Washington, Oct 30 (ANI): A new study has shed light on an ancient world with surprisingly modern concerns: including hoped-for medical cures, religious confusion and the need for financial safeguards.
The University of Cincinnati-based journal "Bulletin of the American Society of Papyrologists," devoted to research on papyri is due out Nov. 1.
The annually produced journal, edited since 2006 by Peter van Minnen, UC associate professor of classics, features the most prestigious global research on papyri, a field of study known as papyrology.Papyrology is formally known as the study of texts on papyrus and other materials, mainly from ancient Egypt and mainly from the period of Greek and Roman rule.

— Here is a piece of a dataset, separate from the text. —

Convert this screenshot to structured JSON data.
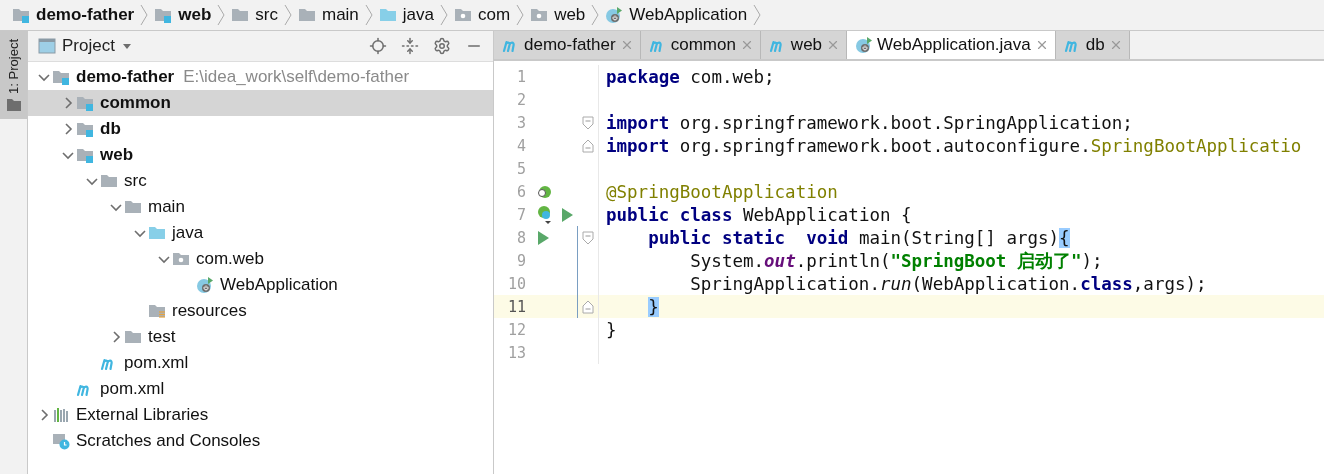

The research was common among antiquities dealers of the early 20th century to tear papyri pages apart in order to increase the number of pieces they could sell.
Below are five topics treated in the upcoming 2010 volume of the "Bulletin of the American Society of Papyrologists."
The five issues resonate with our own concerns today.OU cabbage
Katherine Blouin from the University of Toronto publishes on a papyrus text regarding a Greek loan of money with interest in kind, the interest being paid in cabbages. Such in-kind interest protected the lender from currency inflation, which was rampant after 275 AD - and no doubt also provided a convenient way to get groceries.ippo strapped for cash
Cavan Concannon from Harvard University edits a Greek letter in which a priest of the hippopotamus goddess, Thoeris, asks for a money transfer he is waiting for. Such money transfers were for large amounts and required mutual cooperation between two banks in different places that had sufficient trust between them to accept one another's "checks."
"American Gladiators" ca. 300 AD
Sofie Remijsen of Leuven University in Belgium discusses a Greek letter in which the author details his visit to Alexandria in Egypt, at a time (ca. 300 AD) when the Roman Emperor Diocletian was also visiting the city - and demanding entertainment.
Alternative medicine: Don't try this at home
Magali de Haro Sanchez from Liege University in Belgium discusses magical texts from Greco-Roman Egypt that use technical terms for fevers (over 20), wounds, including scorpion bites and epilepsy. The "prescriptions" (magical spells) were as difficult-to-decipher as any written in modern medical scrawl.Spelling counts: Orthodoxy and orthography in early Christianity
An essay by William Shandruk from the University of Chicago examines the ways in which Christ and Christian are spelled in Greek papyri. Chrestos, which was pronounced the same way as Christos, was a common slave name meaning "good" or "useful." (ANI)